--- ACTIVITY ---
Return each line of the listing that contains the string "Capacidad".

+-------+

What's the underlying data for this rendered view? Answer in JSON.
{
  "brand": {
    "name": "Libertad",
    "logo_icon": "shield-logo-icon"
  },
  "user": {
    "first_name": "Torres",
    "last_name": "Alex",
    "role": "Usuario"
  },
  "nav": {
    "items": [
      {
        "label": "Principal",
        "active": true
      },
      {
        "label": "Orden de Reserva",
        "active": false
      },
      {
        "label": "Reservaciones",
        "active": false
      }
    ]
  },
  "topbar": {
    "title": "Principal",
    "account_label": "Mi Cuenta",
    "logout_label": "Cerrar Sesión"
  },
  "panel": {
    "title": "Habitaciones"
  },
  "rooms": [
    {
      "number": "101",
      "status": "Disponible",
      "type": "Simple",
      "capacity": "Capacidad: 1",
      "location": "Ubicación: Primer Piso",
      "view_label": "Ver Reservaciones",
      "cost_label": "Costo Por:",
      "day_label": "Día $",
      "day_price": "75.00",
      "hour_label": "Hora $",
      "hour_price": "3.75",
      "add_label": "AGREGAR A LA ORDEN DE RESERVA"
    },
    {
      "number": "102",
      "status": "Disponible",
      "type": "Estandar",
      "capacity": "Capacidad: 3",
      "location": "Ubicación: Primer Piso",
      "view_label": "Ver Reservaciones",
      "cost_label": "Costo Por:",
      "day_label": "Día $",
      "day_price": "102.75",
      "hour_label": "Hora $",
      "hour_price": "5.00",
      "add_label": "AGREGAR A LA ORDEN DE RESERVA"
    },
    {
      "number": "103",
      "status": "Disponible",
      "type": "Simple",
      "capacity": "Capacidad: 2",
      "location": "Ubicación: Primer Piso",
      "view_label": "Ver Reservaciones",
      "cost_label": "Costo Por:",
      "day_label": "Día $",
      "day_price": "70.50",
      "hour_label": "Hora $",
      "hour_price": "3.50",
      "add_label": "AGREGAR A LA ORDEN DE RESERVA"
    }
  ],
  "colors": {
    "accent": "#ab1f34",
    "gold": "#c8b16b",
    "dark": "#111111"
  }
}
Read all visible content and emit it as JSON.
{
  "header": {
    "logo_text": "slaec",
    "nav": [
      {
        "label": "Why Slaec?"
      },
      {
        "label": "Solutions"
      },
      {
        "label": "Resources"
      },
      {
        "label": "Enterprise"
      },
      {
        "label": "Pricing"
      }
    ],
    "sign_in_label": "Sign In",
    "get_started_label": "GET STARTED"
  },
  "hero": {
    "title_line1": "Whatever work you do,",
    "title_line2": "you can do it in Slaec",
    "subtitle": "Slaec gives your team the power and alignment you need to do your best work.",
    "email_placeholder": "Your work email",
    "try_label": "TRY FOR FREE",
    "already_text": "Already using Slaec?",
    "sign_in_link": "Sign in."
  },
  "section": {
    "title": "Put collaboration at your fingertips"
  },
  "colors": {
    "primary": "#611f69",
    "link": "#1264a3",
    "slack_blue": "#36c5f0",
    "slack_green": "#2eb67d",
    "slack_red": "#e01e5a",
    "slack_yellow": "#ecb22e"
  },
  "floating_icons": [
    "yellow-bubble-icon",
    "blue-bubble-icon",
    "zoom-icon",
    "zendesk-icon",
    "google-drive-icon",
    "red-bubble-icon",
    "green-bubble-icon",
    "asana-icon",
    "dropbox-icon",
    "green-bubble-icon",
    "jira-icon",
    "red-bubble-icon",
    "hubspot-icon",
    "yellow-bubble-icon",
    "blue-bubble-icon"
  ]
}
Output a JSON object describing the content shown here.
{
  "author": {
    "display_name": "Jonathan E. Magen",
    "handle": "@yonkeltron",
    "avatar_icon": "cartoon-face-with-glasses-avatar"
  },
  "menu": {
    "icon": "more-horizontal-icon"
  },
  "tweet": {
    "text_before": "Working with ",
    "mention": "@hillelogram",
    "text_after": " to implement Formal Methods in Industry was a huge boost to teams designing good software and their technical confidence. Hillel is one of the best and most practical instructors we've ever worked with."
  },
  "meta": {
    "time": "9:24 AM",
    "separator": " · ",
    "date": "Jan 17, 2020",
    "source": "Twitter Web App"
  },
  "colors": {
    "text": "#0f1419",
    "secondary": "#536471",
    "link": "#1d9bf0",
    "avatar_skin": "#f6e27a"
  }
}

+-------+

--- RESPONSE BOX ---
      "capacity": "Capacidad: 1",
      "capacity": "Capacidad: 3",
      "capacity": "Capacidad: 2",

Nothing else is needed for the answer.